=== Section Start ===

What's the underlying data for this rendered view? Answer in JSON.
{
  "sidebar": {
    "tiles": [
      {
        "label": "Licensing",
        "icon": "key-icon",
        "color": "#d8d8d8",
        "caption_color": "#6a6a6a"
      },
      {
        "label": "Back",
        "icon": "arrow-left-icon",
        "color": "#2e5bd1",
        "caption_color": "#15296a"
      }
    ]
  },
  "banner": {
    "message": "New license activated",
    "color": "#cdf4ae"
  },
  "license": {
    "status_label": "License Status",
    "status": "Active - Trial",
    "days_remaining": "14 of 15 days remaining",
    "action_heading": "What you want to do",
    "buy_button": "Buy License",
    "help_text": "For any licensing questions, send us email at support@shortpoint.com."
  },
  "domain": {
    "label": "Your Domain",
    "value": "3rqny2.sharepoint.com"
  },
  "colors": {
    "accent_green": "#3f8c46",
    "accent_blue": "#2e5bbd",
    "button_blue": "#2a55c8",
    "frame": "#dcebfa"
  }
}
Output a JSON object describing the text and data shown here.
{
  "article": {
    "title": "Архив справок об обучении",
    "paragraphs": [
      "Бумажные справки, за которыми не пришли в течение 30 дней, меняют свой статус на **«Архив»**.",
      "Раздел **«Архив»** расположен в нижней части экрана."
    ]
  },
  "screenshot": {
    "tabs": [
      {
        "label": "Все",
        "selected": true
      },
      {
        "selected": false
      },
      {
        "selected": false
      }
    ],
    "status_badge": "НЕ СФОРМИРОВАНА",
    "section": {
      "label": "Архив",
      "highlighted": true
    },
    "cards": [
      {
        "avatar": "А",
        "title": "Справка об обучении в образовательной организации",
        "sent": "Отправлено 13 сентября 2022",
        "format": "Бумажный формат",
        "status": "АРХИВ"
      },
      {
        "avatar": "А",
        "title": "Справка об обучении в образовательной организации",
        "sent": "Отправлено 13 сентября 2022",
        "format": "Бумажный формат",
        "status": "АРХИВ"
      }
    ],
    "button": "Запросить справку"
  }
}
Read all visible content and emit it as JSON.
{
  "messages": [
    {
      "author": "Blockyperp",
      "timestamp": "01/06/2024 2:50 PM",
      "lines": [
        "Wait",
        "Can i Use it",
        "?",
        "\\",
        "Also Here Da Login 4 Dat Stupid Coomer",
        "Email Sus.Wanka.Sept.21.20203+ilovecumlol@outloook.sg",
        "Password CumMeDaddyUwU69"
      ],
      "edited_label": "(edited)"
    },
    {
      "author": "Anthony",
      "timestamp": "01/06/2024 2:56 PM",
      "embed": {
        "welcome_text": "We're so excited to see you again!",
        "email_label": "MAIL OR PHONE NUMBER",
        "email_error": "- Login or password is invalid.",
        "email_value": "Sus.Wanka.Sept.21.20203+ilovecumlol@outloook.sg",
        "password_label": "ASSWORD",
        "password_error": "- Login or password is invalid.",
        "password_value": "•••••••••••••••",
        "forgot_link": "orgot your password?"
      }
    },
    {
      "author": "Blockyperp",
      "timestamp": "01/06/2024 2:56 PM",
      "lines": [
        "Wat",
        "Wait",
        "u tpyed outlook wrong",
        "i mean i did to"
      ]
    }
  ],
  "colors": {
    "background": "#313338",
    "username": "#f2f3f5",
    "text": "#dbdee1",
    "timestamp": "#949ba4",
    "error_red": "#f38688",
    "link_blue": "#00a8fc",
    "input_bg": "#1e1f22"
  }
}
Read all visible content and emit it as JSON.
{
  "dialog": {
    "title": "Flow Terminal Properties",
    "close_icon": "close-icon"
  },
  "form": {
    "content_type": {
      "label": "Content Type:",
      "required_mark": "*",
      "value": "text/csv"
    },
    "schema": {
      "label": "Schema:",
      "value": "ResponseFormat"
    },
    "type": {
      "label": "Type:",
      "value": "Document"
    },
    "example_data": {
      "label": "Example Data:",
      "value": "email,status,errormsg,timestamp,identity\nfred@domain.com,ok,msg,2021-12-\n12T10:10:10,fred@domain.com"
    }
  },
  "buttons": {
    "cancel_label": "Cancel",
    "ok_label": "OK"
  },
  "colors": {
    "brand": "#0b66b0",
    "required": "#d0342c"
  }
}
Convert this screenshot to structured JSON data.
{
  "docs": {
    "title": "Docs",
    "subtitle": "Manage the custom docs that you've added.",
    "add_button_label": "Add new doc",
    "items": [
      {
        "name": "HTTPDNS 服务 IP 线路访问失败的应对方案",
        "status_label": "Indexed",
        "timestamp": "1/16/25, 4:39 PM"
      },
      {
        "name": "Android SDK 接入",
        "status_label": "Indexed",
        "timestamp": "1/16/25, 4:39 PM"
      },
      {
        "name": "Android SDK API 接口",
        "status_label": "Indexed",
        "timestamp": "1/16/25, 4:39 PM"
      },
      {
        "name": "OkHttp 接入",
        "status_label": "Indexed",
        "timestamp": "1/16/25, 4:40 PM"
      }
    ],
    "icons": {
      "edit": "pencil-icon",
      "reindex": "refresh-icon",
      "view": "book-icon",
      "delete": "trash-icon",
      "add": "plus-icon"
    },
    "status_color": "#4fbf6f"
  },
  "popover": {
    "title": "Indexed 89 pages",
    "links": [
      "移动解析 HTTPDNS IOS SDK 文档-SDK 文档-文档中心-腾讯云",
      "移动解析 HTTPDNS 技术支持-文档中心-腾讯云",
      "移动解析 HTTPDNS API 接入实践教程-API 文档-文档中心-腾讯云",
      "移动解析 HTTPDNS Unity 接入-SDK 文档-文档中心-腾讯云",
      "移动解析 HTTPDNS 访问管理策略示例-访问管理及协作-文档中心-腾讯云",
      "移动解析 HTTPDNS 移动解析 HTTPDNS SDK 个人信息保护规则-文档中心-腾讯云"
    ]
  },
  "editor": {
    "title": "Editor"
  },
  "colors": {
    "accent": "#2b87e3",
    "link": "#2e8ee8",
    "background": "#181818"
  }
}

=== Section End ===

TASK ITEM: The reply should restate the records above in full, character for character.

ANSWER SECTION:
What's the underlying data for this rendered view? Answer in JSON.
{
  "sidebar": {
    "tiles": [
      {
        "label": "Licensing",
        "icon": "key-icon",
        "color": "#d8d8d8",
        "caption_color": "#6a6a6a"
      },
      {
        "label": "Back",
        "icon": "arrow-left-icon",
        "color": "#2e5bd1",
        "caption_color": "#15296a"
      }
    ]
  },
  "banner": {
    "message": "New license activated",
    "color": "#cdf4ae"
  },
  "license": {
    "status_label": "License Status",
    "status": "Active - Trial",
    "days_remaining": "14 of 15 days remaining",
    "action_heading": "What you want to do",
    "buy_button": "Buy License",
    "help_text": "For any licensing questions, send us email at support@shortpoint.com."
  },
  "domain": {
    "label": "Your Domain",
    "value": "3rqny2.sharepoint.com"
  },
  "colors": {
    "accent_green": "#3f8c46",
    "accent_blue": "#2e5bbd",
    "button_blue": "#2a55c8",
    "frame": "#dcebfa"
  }
}
Output a JSON object describing the text and data shown here.
{
  "article": {
    "title": "Архив справок об обучении",
    "paragraphs": [
      "Бумажные справки, за которыми не пришли в течение 30 дней, меняют свой статус на **«Архив»**.",
      "Раздел **«Архив»** расположен в нижней части экрана."
    ]
  },
  "screenshot": {
    "tabs": [
      {
        "label": "Все",
        "selected": true
      },
      {
        "selected": false
      },
      {
        "selected": false
      }
    ],
    "status_badge": "НЕ СФОРМИРОВАНА",
    "section": {
      "label": "Архив",
      "highlighted": true
    },
    "cards": [
      {
        "avatar": "А",
        "title": "Справка об обучении в образовательной организации",
        "sent": "Отправлено 13 сентября 2022",
        "format": "Бумажный формат",
        "status": "АРХИВ"
      },
      {
        "avatar": "А",
        "title": "Справка об обучении в образовательной организации",
        "sent": "Отправлено 13 сентября 2022",
        "format": "Бумажный формат",
        "status": "АРХИВ"
      }
    ],
    "button": "Запросить справку"
  }
}
Read all visible content and emit it as JSON.
{
  "messages": [
    {
      "author": "Blockyperp",
      "timestamp": "01/06/2024 2:50 PM",
      "lines": [
        "Wait",
        "Can i Use it",
        "?",
        "\\",
        "Also Here Da Login 4 Dat Stupid Coomer",
        "Email Sus.Wanka.Sept.21.20203+ilovecumlol@outloook.sg",
        "Password CumMeDaddyUwU69"
      ],
      "edited_label": "(edited)"
    },
    {
      "author": "Anthony",
      "timestamp": "01/06/2024 2:56 PM",
      "embed": {
        "welcome_text": "We're so excited to see you again!",
        "email_label": "MAIL OR PHONE NUMBER",
        "email_error": "- Login or password is invalid.",
        "email_value": "Sus.Wanka.Sept.21.20203+ilovecumlol@outloook.sg",
        "password_label": "ASSWORD",
        "password_error": "- Login or password is invalid.",
        "password_value": "•••••••••••••••",
        "forgot_link": "orgot your password?"
      }
    },
    {
      "author": "Blockyperp",
      "timestamp": "01/06/2024 2:56 PM",
      "lines": [
        "Wat",
        "Wait",
        "u tpyed outlook wrong",
        "i mean i did to"
      ]
    }
  ],
  "colors": {
    "background": "#313338",
    "username": "#f2f3f5",
    "text": "#dbdee1",
    "timestamp": "#949ba4",
    "error_red": "#f38688",
    "link_blue": "#00a8fc",
    "input_bg": "#1e1f22"
  }
}
Read all visible content and emit it as JSON.
{
  "dialog": {
    "title": "Flow Terminal Properties",
    "close_icon": "close-icon"
  },
  "form": {
    "content_type": {
      "label": "Content Type:",
      "required_mark": "*",
      "value": "text/csv"
    },
    "schema": {
      "label": "Schema:",
      "value": "ResponseFormat"
    },
    "type": {
      "label": "Type:",
      "value": "Document"
    },
    "example_data": {
      "label": "Example Data:",
      "value": "email,status,errormsg,timestamp,identity\nfred@domain.com,ok,msg,2021-12-\n12T10:10:10,fred@domain.com"
    }
  },
  "buttons": {
    "cancel_label": "Cancel",
    "ok_label": "OK"
  },
  "colors": {
    "brand": "#0b66b0",
    "required": "#d0342c"
  }
}
Convert this screenshot to structured JSON data.
{
  "docs": {
    "title": "Docs",
    "subtitle": "Manage the custom docs that you've added.",
    "add_button_label": "Add new doc",
    "items": [
      {
        "name": "HTTPDNS 服务 IP 线路访问失败的应对方案",
        "status_label": "Indexed",
        "timestamp": "1/16/25, 4:39 PM"
      },
      {
        "name": "Android SDK 接入",
        "status_label": "Indexed",
        "timestamp": "1/16/25, 4:39 PM"
      },
      {
        "name": "Android SDK API 接口",
        "status_label": "Indexed",
        "timestamp": "1/16/25, 4:39 PM"
      },
      {
        "name": "OkHttp 接入",
        "status_label": "Indexed",
        "timestamp": "1/16/25, 4:40 PM"
      }
    ],
    "icons": {
      "edit": "pencil-icon",
      "reindex": "refresh-icon",
      "view": "book-icon",
      "delete": "trash-icon",
      "add": "plus-icon"
    },
    "status_color": "#4fbf6f"
  },
  "popover": {
    "title": "Indexed 89 pages",
    "links": [
      "移动解析 HTTPDNS IOS SDK 文档-SDK 文档-文档中心-腾讯云",
      "移动解析 HTTPDNS 技术支持-文档中心-腾讯云",
      "移动解析 HTTPDNS API 接入实践教程-API 文档-文档中心-腾讯云",
      "移动解析 HTTPDNS Unity 接入-SDK 文档-文档中心-腾讯云",
      "移动解析 HTTPDNS 访问管理策略示例-访问管理及协作-文档中心-腾讯云",
      "移动解析 HTTPDNS 移动解析 HTTPDNS SDK 个人信息保护规则-文档中心-腾讯云"
    ]
  },
  "editor": {
    "title": "Editor"
  },
  "colors": {
    "accent": "#2b87e3",
    "link": "#2e8ee8",
    "background": "#181818"
  }
}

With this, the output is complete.